Something needs to change.

Better Claims Systems Can Give Insurers Some Breathing Room

Insurance carriers need to find a way to continue providing coverage while boosting their profits. One way is to mitigate losses by encouraging policyholders to harden their properties against losses. However, there’s only so much this can do. When a massive hurricane or wildfire strikes, losses will occur no matter how prepared policyholders are. Loss prevention is important, but insurers also need to find other ways to mitigate claim severity.

The answer lies in claims handling. By handling claims more expediently, resolving conditions before they worsen, and reducing conflict and litigation, insurers can drive down loss ratios. Even better, they can do this without sacrificing customer service quality. In fact, a more efficient claims process improves policyholder satisfaction, and may also reduce customer churn.

Insurers Need to Implement New Systems Now

The situation is urgent. Natural disasters are already leading to massive claims, and insurers can expect these losses to continue. Insurers need a modern claims suite that can operate alongside their existing systems today – they can’t afford to wait to rip and replace their core systems.
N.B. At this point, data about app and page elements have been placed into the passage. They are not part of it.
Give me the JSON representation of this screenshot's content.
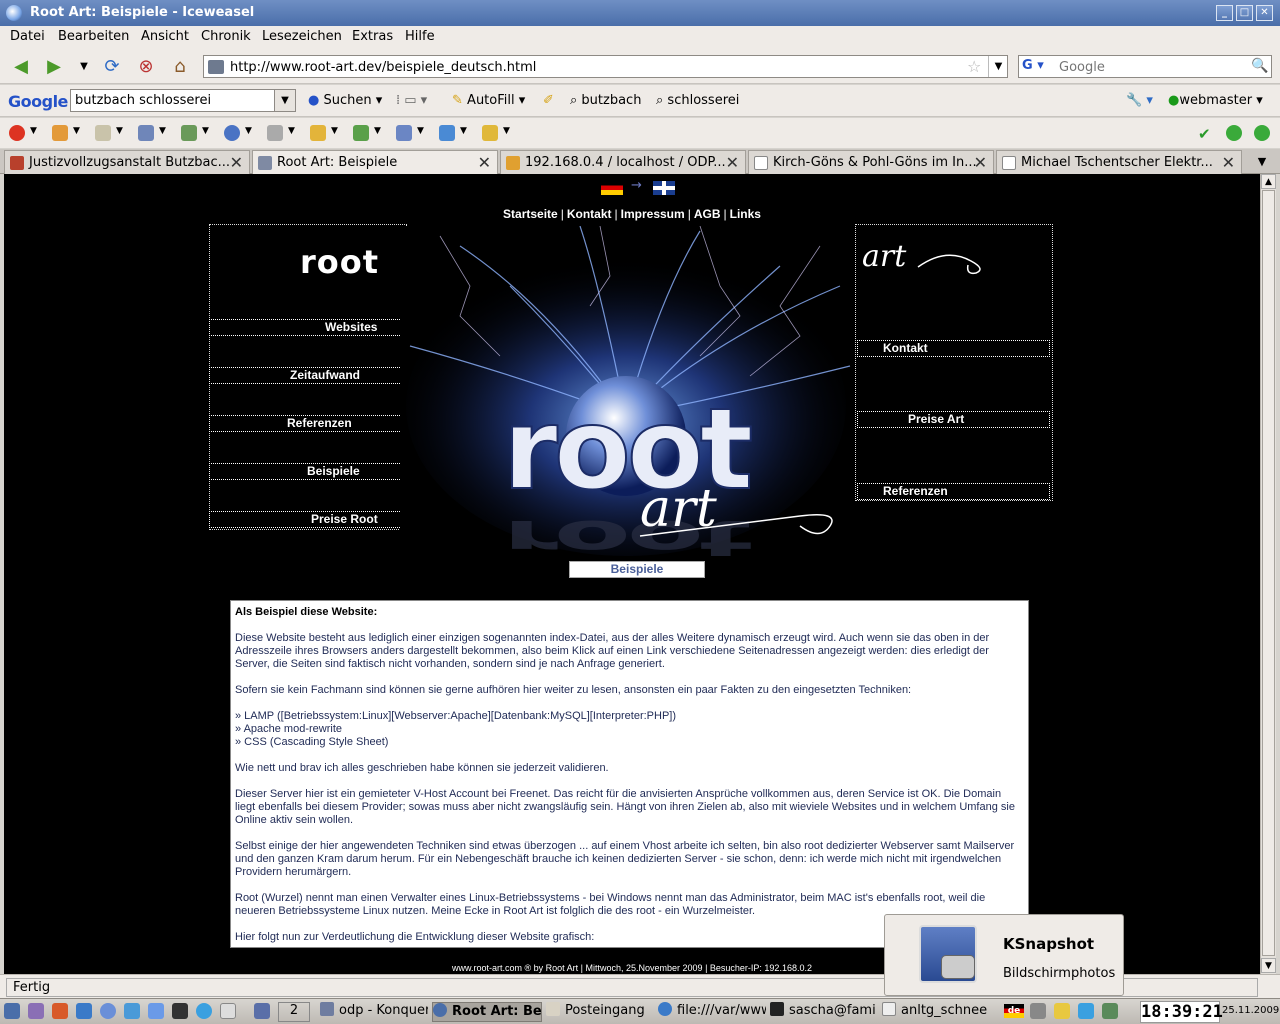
{
  "window": {
    "title": "Root Art: Beispiele - Iceweasel"
  },
  "menu": [
    "Datei",
    "Bearbeiten",
    "Ansicht",
    "Chronik",
    "Lesezeichen",
    "Extras",
    "Hilfe"
  ],
  "url": "http://www.root-art.dev/beispiele_deutsch.html",
  "search": {
    "engine": "G",
    "placeholder": "Google"
  },
  "googlebar": {
    "logo": "Google",
    "query": "butzbach schlosserei",
    "suchen": "Suchen",
    "autofill": "AutoFill",
    "term1": "butzbach",
    "term2": "schlosserei",
    "user": "webmaster"
  },
  "tabs": [
    {
      "label": "Justizvollzugsanstalt Butzbac...",
      "active": false
    },
    {
      "label": "Root Art: Beispiele",
      "active": true
    },
    {
      "label": "192.168.0.4 / localhost / ODP...",
      "active": false
    },
    {
      "label": "Kirch-Göns & Pohl-Göns im In...",
      "active": false
    },
    {
      "label": "Michael Tschentscher Elektr...",
      "active": false
    }
  ],
  "page": {
    "topnav": [
      "Startseite",
      "Kontakt",
      "Impressum",
      "AGB",
      "Links"
    ],
    "left_title": "root",
    "left_nav": [
      "Websites",
      "Zeitaufwand",
      "Referenzen",
      "Beispiele",
      "Preise Root"
    ],
    "right_title": "art",
    "right_nav": [
      "Kontakt",
      "Preise Art",
      "Referenzen"
    ],
    "hero_logo": "root",
    "hero_art": "art",
    "section_label": "Beispiele",
    "article": {
      "heading": "Als Beispiel diese Website:",
      "p1": "Diese Website besteht aus lediglich einer einzigen sogenannten index-Datei, aus der alles Weitere dynamisch erzeugt wird. Auch wenn sie das oben in der Adresszeile ihres Browsers anders dargestellt bekommen, also beim Klick auf einen Link verschiedene Seitenadressen angezeigt werden: dies erledigt der Server, die Seiten sind faktisch nicht vorhanden, sondern sind je nach Anfrage generiert.",
      "p2": "Sofern sie kein Fachmann sind können sie gerne aufhören hier weiter zu lesen, ansonsten ein paar Fakten zu den eingesetzten Techniken:",
      "list": [
        "» LAMP ([Betriebssystem:Linux][Webserver:Apache][Datenbank:MySQL][Interpreter:PHP])",
        "» Apache mod-rewrite",
        "» CSS (Cascading Style Sheet)"
      ],
      "p3": "Wie nett und brav ich alles geschrieben habe können sie jederzeit validieren.",
      "p4": "Dieser Server hier ist ein gemieteter V-Host Account bei Freenet. Das reicht für die anvisierten Ansprüche vollkommen aus, deren Service ist OK. Die Domain liegt ebenfalls bei diesem Provider; sowas muss aber nicht zwangsläufig sein. Hängt von ihren Zielen ab, also mit wieviele Websites und in welchem Umfang sie Online aktiv sein wollen.",
      "p5": "Selbst einige der hier angewendeten Techniken sind etwas überzogen ... auf einem Vhost arbeite ich selten, bin also root dedizierter Webserver samt Mailserver und den ganzen Kram darum herum. Für ein Nebengeschäft brauche ich keinen dedizierten Server - sie schon, denn: ich werde mich nicht mit irgendwelchen Providern herumärgern.",
      "p6": "Root (Wurzel) nennt man einen Verwalter eines Linux-Betriebssystems - bei Windows nennt man das Administrator, beim MAC ist's ebenfalls root, weil die neueren Betriebssysteme Linux nutzen. Meine Ecke in Root Art ist folglich die des root - ein Wurzelmeister.",
      "p7": "Hier folgt nun zur Verdeutlichung die Entwicklung dieser Website grafisch:"
    },
    "footer": "www.root-art.com ® by  Root Art | Mittwoch, 25.November 2009 | Besucher-IP: 192.168.0.2"
  },
  "status": "Fertig",
  "notification": {
    "title": "KSnapshot",
    "subtitle": "Bildschirmphotos"
  },
  "taskbar": {
    "desk": "2",
    "tasks": [
      {
        "label": "odp - Konquer",
        "active": false
      },
      {
        "label": "Root Art: Be",
        "active": true
      },
      {
        "label": "Posteingang",
        "active": false
      },
      {
        "label": "file:///var/www",
        "active": false
      },
      {
        "label": "sascha@fami",
        "active": false
      },
      {
        "label": "anltg_schnee",
        "active": false
      }
    ],
    "lang": "de",
    "clock": "18:39:21",
    "date": "25.11.2009"
  },
  "colors": {
    "page_bg": "#000000",
    "link_text": "#1f2a55",
    "section_label": "#4a5f99"
  }
}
Our powerful claims suite automates many time-consuming processes and frees up file handlers to focus on impactful activities, all while elevating the policyholder experience with greater visibility and increased communication. The VCA Claim Platform helps insurers take control of claims and drive down loss ratios. Learn more.